Sprint lost customers again. The decline in Nextel contract customers was expected, but the anemic growth of only 12,000 postpaid Sprint platform customers was surprising. Considering the modest success of Sprint with its unlimited offer compared to the account level metered plans from AT&T and Verizon, the company has to become more effective in communicating its value proposition. Churn was 1.84 percent on the Sprint platform, which is a welcome development in the right direction but which was immediately countered by management's expectation of elevated churn for the next several quarters. On the bright side, the Nextel network is going to be shut down in Q2 2013 and will stop being a hemorrhaging wound for the company. Furthermore, APRU increased further and the Network Vision project is ahead of schedule, with quarterly capital expenditure of $1.8 billion. All of that is overshadowed by Sprint's merger drama with Dish. After the negotiations between Sprint and Dish came to a snag, Dish upped the ante by not only bidding for Clearwire, but also for Sprint itself.

T-Mobile moved into the right direction, even though it continued to lose 199,000 contract customers, up from a loss of 515,000 last quarter by adding a total of 579,000 customers. Prepaid and wholesale picked up the slack and added 202,000 and 227,000 respectively. This makes T-Mobile the third fastest growing carrier during the first quarter of 2013. Another sign of the T-Mobile recovery is that contract churn came in at 1.9 percent, down from 2.5 percent. The impact of the un-carrier campaign and iPhone launch is not yet included in these numbers.

Verizon Wireless added industry leading contract net additions of 677,000 and non-contract additions of 43,000, while maintaining contract churn of roughly 1 percent. Verizon expanded its 4G LTE footprint to 297 million POPs, which is 95 percent of its 3G coverage. Verizon continued to benefit from its Share Everything plan that continues to deliver for the company with strong growth in revenues and profitability. The rapid growth of Tracfone implies that Verizon Wireless added roughly 349,000 wholesale connections from Tracfone alone.

Leap Wireless lost 93,000 customers, mostly from its discontinued daily PAYGo product line. The traditional monthly service had a decline of 9,000 customers. Leap core wireless churn was 2.9 percent and overall churn was 3.6 percent, which is respectable for the no-contract segment, which indicates problems with customer acquisition, rather than retention.

MetroPCS added 108,000 new customers in its final quarter as a standalone company before it merged into T-Mobile.

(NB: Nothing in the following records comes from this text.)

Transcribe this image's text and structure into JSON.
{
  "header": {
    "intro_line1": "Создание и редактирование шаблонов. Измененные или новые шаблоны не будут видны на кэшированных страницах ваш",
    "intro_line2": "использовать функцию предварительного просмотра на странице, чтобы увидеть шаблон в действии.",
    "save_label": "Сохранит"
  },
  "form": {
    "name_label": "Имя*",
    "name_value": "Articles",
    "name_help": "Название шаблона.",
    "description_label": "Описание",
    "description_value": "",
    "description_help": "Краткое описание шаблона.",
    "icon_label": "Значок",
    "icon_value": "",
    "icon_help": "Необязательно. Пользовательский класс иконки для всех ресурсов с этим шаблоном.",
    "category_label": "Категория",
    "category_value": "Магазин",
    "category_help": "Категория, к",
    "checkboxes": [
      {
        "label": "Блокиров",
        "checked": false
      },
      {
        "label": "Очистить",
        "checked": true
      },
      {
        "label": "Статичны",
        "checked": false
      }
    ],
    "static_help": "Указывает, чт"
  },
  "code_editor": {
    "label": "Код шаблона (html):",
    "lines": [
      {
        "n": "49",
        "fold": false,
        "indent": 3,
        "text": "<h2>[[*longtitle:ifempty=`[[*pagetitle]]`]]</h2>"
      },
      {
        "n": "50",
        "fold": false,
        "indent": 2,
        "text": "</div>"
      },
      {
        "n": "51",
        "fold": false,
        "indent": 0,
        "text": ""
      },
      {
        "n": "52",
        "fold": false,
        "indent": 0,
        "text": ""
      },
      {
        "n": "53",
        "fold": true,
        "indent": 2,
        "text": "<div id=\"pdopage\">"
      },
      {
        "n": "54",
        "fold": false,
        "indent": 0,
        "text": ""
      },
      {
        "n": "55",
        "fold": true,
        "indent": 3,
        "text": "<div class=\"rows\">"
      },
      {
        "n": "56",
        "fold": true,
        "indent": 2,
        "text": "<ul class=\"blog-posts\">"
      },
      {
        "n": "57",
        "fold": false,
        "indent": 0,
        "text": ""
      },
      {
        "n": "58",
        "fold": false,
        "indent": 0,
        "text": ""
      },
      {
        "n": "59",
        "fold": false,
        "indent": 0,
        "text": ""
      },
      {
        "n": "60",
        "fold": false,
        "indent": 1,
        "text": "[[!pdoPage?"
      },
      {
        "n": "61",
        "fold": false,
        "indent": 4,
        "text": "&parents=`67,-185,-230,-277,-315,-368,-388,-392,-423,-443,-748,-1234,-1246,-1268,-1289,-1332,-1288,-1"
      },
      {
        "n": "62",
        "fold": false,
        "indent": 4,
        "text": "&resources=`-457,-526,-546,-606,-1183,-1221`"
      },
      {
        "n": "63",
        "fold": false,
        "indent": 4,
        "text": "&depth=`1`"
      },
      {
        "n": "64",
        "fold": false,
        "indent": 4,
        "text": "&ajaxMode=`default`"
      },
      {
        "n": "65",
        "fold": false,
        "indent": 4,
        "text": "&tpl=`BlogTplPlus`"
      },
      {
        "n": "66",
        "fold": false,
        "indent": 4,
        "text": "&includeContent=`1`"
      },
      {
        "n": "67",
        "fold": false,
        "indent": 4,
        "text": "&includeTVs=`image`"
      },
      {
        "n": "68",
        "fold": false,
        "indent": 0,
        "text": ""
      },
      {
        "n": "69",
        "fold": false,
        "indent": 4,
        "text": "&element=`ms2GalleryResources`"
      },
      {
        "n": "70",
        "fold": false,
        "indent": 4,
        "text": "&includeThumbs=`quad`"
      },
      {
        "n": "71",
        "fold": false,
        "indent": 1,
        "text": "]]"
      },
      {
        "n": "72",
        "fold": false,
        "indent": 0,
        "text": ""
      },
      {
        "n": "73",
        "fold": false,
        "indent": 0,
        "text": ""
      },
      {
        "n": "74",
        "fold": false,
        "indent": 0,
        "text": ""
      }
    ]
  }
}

US Cellular lost 74,000 contract customers, but added 23,000 and 113,000 from wholesale. In a little noted turnaround, US Cellular has started offering Apple iPhones after proclaiming for a long time it would not need the devices to be competitive. In addition, US Cellular is continuing building out its 4G LTE network and will bring it to 87 percent of their customers this year using the A- and C-Block 700 MHz spectrum.

Clearwire lost 162,000 customers mostly due to Sprint rapidly moving away from WiMAX. The blow was softened by adding 108,000 new retail customers. On the revenue side, this change in customer mix was actually beneficial as revenues increased quarter over quarter.

Tracfone added 839,000 new customers in 1Q 2013. This is the most of any carrier in the United States. The growth came predominantly from its' Straight Talk and Telcel America brands. As a result usage shot up to 526 minutes per month.

Roger Entner is the Founder and Analyst at Recon Analytics. He received an Honorary Doctor of Science from Heriot-Watt University. Recon Analytics specializes in fact-based research and the analysis of disparate data sources to provide unprecedented insights into the world of telecommunications. Follow Roger on Twitter @rogerentner